In desperation Masutu builds a home at a semi-urban place called Ruva Township, located on the outskirts of the White man's city. He feels marginalized, but, the human spirit being what it is, he soon becomes resilient enough to start cultivating a patch of land that is constantly smitten by drought, as if to mock his attempts at improving his material conditions. The formerly irrepressible Masutu succumbs to brooding moroseness; he is a defeated man whose only remaining hope lies in his relatively better-educated son, Rugare.

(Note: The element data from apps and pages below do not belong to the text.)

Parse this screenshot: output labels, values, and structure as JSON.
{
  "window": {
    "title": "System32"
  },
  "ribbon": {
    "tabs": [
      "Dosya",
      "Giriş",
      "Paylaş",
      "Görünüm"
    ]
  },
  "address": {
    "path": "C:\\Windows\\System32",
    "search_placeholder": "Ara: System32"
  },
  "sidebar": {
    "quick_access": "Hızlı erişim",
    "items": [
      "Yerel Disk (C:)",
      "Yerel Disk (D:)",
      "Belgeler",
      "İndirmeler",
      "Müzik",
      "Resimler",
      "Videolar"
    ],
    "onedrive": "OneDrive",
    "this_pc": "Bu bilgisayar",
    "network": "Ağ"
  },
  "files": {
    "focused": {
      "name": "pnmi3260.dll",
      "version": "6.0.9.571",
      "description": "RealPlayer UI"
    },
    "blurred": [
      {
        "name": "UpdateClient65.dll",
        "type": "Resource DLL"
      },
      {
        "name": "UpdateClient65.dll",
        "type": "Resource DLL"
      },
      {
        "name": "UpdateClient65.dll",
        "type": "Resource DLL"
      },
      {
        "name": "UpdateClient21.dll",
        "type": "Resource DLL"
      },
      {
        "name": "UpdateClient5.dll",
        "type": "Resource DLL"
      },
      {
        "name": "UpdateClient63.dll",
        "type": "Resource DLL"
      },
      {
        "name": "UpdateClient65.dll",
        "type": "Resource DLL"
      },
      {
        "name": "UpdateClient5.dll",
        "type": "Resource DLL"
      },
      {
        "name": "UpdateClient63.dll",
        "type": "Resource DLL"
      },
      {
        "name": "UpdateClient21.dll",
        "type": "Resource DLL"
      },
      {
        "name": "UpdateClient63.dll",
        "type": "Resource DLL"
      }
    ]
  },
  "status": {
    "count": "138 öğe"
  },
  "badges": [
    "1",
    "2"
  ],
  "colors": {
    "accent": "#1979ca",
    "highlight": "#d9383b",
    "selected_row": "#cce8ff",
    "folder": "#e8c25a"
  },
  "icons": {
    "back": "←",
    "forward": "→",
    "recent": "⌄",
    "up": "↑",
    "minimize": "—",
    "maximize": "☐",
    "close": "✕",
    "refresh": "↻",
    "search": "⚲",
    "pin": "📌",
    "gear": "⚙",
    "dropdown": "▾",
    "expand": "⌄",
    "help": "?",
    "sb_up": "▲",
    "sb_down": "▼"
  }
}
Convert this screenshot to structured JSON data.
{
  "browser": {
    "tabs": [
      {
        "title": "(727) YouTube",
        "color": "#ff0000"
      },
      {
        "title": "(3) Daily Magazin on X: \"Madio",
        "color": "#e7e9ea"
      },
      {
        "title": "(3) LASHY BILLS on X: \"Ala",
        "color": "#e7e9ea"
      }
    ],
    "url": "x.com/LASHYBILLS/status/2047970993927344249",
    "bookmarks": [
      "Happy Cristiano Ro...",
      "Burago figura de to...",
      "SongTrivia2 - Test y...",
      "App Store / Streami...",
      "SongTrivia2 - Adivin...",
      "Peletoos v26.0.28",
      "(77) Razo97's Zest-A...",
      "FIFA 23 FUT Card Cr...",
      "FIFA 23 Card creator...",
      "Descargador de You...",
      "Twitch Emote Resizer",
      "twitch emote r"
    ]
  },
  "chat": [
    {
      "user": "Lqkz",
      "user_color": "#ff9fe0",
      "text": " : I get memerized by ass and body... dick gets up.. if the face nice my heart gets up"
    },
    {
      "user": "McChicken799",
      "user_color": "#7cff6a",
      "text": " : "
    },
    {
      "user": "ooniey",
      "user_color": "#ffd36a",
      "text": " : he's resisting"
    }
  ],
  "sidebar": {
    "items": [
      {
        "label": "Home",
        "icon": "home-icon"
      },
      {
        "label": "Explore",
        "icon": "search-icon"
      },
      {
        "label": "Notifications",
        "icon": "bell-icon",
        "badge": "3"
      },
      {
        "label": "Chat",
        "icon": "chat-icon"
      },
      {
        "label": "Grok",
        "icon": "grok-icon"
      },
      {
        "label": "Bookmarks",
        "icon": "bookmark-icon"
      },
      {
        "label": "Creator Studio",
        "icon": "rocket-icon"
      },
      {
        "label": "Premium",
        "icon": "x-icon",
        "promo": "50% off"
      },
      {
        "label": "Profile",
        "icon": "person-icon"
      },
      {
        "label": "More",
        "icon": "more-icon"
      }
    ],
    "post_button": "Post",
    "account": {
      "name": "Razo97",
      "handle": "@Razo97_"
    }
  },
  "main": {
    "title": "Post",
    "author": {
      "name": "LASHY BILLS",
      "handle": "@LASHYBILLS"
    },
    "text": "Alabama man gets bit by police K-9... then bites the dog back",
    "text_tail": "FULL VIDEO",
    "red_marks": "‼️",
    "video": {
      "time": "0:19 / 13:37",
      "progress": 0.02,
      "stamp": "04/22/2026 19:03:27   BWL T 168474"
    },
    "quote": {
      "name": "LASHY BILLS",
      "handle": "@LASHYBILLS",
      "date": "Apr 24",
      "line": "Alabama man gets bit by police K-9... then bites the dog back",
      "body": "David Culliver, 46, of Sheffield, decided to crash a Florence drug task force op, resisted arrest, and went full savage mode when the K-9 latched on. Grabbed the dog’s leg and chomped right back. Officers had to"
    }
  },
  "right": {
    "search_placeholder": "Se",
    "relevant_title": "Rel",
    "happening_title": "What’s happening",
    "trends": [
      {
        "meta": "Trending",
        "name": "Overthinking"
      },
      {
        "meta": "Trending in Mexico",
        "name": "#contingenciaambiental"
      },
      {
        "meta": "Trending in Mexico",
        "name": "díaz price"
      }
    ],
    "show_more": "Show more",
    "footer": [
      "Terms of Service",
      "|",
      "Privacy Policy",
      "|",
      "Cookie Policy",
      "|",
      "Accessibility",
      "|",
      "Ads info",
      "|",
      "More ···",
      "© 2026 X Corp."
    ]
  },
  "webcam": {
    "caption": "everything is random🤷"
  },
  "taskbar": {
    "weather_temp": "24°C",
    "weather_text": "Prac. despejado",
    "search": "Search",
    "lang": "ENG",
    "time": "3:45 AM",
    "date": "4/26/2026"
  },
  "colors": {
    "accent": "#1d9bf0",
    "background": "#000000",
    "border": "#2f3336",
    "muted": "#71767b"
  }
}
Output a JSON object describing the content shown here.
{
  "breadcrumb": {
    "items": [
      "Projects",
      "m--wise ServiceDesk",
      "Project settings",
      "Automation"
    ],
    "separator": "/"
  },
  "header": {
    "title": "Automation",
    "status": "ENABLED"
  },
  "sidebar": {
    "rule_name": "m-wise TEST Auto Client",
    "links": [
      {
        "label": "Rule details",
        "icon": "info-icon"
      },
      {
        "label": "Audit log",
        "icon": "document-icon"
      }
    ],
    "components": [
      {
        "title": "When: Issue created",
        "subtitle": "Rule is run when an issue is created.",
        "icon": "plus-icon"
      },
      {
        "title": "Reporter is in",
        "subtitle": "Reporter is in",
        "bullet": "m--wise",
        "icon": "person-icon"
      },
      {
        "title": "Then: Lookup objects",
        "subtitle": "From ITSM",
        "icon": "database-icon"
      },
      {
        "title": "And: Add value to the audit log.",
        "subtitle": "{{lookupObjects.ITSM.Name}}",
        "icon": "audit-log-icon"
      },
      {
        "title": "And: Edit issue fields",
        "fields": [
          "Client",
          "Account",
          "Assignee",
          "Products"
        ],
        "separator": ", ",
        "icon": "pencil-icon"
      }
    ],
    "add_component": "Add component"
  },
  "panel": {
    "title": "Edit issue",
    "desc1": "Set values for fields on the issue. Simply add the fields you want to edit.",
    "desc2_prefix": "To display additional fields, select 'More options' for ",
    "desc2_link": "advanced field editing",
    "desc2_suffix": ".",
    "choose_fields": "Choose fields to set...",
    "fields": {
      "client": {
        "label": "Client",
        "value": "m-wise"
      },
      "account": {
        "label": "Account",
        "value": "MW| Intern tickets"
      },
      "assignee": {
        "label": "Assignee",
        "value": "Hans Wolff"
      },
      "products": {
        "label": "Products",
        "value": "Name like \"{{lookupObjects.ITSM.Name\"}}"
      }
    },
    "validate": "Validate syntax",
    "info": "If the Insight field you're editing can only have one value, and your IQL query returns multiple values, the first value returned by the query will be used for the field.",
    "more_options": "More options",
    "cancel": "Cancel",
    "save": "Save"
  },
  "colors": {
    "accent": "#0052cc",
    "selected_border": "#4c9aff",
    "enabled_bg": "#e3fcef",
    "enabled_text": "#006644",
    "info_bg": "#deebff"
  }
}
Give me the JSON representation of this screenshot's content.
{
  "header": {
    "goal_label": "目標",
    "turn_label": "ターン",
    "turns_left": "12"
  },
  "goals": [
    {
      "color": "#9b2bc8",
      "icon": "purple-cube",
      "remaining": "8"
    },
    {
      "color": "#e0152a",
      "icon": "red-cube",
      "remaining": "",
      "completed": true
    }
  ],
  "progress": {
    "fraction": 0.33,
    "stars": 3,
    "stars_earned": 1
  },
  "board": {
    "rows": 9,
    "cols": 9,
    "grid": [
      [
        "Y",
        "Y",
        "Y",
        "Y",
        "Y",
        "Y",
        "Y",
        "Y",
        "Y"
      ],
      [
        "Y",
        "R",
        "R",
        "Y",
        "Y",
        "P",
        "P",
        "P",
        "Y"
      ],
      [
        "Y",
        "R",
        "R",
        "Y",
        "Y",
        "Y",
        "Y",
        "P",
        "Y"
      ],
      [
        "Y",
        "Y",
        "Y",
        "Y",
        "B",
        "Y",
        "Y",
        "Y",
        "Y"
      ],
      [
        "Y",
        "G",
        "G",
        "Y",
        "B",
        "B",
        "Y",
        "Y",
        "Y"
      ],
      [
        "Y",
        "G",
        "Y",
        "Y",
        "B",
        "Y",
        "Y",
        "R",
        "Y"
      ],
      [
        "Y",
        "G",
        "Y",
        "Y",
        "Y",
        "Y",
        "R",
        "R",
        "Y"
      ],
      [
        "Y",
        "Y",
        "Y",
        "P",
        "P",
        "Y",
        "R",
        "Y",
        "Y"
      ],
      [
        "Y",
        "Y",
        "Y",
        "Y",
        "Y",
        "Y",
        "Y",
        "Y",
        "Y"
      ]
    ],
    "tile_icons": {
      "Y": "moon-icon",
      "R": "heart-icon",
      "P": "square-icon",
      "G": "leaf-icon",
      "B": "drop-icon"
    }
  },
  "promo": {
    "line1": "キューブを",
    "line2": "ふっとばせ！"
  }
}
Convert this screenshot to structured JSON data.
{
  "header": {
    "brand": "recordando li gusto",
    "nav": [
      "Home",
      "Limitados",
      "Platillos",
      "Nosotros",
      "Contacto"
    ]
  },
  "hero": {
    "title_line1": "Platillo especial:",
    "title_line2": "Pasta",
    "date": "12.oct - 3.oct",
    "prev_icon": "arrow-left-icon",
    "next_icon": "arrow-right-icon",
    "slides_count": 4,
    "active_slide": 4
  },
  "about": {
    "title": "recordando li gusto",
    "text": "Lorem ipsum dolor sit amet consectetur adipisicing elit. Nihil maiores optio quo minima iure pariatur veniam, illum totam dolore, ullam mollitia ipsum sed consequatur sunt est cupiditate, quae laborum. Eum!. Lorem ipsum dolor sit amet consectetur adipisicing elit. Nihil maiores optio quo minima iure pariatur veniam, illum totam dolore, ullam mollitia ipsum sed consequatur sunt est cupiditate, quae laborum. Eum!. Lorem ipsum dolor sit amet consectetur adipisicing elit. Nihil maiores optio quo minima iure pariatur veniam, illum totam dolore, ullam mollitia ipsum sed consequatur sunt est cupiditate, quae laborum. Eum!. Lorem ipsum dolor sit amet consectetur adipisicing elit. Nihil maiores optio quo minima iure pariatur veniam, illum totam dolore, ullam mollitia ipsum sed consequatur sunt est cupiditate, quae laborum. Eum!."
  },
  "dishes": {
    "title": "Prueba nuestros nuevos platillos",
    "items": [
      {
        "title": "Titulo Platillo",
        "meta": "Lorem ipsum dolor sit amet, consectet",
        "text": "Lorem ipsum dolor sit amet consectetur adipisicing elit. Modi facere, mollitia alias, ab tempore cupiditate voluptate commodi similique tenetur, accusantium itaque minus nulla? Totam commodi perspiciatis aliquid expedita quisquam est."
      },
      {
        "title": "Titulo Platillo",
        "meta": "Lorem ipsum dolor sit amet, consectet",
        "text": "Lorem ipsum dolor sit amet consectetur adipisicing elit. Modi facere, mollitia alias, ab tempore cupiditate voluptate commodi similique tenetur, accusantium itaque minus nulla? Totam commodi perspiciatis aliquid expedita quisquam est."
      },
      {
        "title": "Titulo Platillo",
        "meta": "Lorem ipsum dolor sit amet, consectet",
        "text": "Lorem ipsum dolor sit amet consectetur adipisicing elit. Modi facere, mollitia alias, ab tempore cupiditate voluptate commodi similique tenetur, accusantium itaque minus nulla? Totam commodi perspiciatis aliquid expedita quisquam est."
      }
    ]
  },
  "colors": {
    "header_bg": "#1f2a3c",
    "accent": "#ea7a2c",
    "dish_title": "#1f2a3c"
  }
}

In a way reminiscent of the relationship between Lucifer and Tongoona in Waiting for the Rain, the relationship between Rugare and Masutu is one of misplaced trust. Rugare turns out to be the wrong person to shoulder the burden of looking after the family. Compounding Masutu's dilemma is the fact that his son cherishes his alcohol and women more than he does the family role assigned him. In this sense he suffers from some of the hedonistic and more or less anarchic traits which characterize Sam's behaviour in The Non-Believer's Journey. The only difference is that Sam is relatively more perceptive and more mature than the delinquent and adolescent Rugare. The latter's irresponsibility goes to the extent of celebrating a job that is not yet offered him.
What is painfully obvious in all these three generations is that they are not well placed to comprehend fully the economic and political forces operating in the country. Zengeza simply belongs to an earlier traditional era and cannot cope with the new one; Masutu's attempts to readjust to the colonial era are hopelessly inadequate. His attempts are not based on an accurate understanding of the settler state which oppresses him in its own smugly exclusive and racist manner. As for Rugare, he is temperamentally as well as intellectually incapable of comprehending the larger historical forces affecting the colony. Throughout the novel, allusions are made in regard to freedom fighters but these allusions do not awaken him in such a way that he can define the role he should play in removing the obstacles placed in his way by settler rule. Even his budding cultural nationalism is brought about by a fortuitous event. In other words, Rugare is another version of Farai in Farai's Girls and Sam in The Non-believer's JourneyThe Southern Circle does not cover new ground at all, that is, in relation to pre-Independence fiction. The novel simpliamplifies issues which are explored more convincingly in the works of Mungoshi, Nyamfukudza, and Marechera.
As a novel, The Southern Circle is far more ambitious in scope than Jikinya but not as well executed artistically as one would wish. Rugare's narrative role is not disciplined enough to offer an in-depth exploration oi the nature of settler society against which he protests. Also the protests themselves are often muffled by periodic bouts of moralistic self-criticisms and feelings of helplessness as well as personal speculations about the meaning of existence. These fictional elements do not cohere well enough to constitute a carefully structured story -- hence the diffuseness in focus which pervades the novel.